### ASSIGNMENT
Would you reproduce all of the entries exactly?

^^^^^^^^^^^^^^^^

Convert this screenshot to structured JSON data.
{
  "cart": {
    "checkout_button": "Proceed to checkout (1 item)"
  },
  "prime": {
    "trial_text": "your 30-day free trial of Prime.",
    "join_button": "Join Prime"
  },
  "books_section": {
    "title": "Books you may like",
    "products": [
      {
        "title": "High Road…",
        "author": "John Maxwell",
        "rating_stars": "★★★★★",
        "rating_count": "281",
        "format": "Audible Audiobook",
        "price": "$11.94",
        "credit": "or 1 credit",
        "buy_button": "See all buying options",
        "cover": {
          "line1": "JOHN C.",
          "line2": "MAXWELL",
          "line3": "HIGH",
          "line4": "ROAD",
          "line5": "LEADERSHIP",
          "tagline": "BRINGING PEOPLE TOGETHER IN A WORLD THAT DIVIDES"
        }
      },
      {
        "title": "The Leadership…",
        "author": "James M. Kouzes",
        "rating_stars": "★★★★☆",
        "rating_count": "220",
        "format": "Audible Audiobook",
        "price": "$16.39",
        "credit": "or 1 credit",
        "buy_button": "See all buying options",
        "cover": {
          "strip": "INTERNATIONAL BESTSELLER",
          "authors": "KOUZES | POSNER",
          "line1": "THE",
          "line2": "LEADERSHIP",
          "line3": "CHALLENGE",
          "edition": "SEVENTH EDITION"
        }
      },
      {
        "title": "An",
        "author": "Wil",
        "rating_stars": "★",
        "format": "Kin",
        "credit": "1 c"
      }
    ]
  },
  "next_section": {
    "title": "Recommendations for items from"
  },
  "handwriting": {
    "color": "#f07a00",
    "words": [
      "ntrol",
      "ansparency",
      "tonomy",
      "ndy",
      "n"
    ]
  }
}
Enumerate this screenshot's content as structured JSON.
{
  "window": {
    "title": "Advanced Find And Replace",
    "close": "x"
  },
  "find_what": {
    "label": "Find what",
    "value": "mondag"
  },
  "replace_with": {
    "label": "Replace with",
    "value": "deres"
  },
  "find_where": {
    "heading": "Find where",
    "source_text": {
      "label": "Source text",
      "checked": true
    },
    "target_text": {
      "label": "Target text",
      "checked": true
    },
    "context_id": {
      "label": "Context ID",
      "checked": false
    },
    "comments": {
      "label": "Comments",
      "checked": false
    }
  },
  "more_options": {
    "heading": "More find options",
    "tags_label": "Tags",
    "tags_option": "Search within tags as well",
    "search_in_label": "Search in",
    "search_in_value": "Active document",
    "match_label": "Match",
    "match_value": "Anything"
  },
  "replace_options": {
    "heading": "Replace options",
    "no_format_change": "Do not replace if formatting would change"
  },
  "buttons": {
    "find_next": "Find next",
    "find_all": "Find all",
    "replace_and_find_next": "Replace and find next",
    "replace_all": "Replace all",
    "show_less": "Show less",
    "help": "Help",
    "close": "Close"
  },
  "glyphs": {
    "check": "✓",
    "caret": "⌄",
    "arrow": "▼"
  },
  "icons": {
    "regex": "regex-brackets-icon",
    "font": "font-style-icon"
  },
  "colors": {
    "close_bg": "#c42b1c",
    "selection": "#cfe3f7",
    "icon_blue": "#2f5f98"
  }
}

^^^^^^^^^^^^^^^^

### EXPECTED ANSWER
Convert this screenshot to structured JSON data.
{
  "cart": {
    "checkout_button": "Proceed to checkout (1 item)"
  },
  "prime": {
    "trial_text": "your 30-day free trial of Prime.",
    "join_button": "Join Prime"
  },
  "books_section": {
    "title": "Books you may like",
    "products": [
      {
        "title": "High Road…",
        "author": "John Maxwell",
        "rating_stars": "★★★★★",
        "rating_count": "281",
        "format": "Audible Audiobook",
        "price": "$11.94",
        "credit": "or 1 credit",
        "buy_button": "See all buying options",
        "cover": {
          "line1": "JOHN C.",
          "line2": "MAXWELL",
          "line3": "HIGH",
          "line4": "ROAD",
          "line5": "LEADERSHIP",
          "tagline": "BRINGING PEOPLE TOGETHER IN A WORLD THAT DIVIDES"
        }
      },
      {
        "title": "The Leadership…",
        "author": "James M. Kouzes",
        "rating_stars": "★★★★☆",
        "rating_count": "220",
        "format": "Audible Audiobook",
        "price": "$16.39",
        "credit": "or 1 credit",
        "buy_button": "See all buying options",
        "cover": {
          "strip": "INTERNATIONAL BESTSELLER",
          "authors": "KOUZES | POSNER",
          "line1": "THE",
          "line2": "LEADERSHIP",
          "line3": "CHALLENGE",
          "edition": "SEVENTH EDITION"
        }
      },
      {
        "title": "An",
        "author": "Wil",
        "rating_stars": "★",
        "format": "Kin",
        "credit": "1 c"
      }
    ]
  },
  "next_section": {
    "title": "Recommendations for items from"
  },
  "handwriting": {
    "color": "#f07a00",
    "words": [
      "ntrol",
      "ansparency",
      "tonomy",
      "ndy",
      "n"
    ]
  }
}
Enumerate this screenshot's content as structured JSON.
{
  "window": {
    "title": "Advanced Find And Replace",
    "close": "x"
  },
  "find_what": {
    "label": "Find what",
    "value": "mondag"
  },
  "replace_with": {
    "label": "Replace with",
    "value": "deres"
  },
  "find_where": {
    "heading": "Find where",
    "source_text": {
      "label": "Source text",
      "checked": true
    },
    "target_text": {
      "label": "Target text",
      "checked": true
    },
    "context_id": {
      "label": "Context ID",
      "checked": false
    },
    "comments": {
      "label": "Comments",
      "checked": false
    }
  },
  "more_options": {
    "heading": "More find options",
    "tags_label": "Tags",
    "tags_option": "Search within tags as well",
    "search_in_label": "Search in",
    "search_in_value": "Active document",
    "match_label": "Match",
    "match_value": "Anything"
  },
  "replace_options": {
    "heading": "Replace options",
    "no_format_change": "Do not replace if formatting would change"
  },
  "buttons": {
    "find_next": "Find next",
    "find_all": "Find all",
    "replace_and_find_next": "Replace and find next",
    "replace_all": "Replace all",
    "show_less": "Show less",
    "help": "Help",
    "close": "Close"
  },
  "glyphs": {
    "check": "✓",
    "caret": "⌄",
    "arrow": "▼"
  },
  "icons": {
    "regex": "regex-brackets-icon",
    "font": "font-style-icon"
  },
  "colors": {
    "close_bg": "#c42b1c",
    "selection": "#cfe3f7",
    "icon_blue": "#2f5f98"
  }
}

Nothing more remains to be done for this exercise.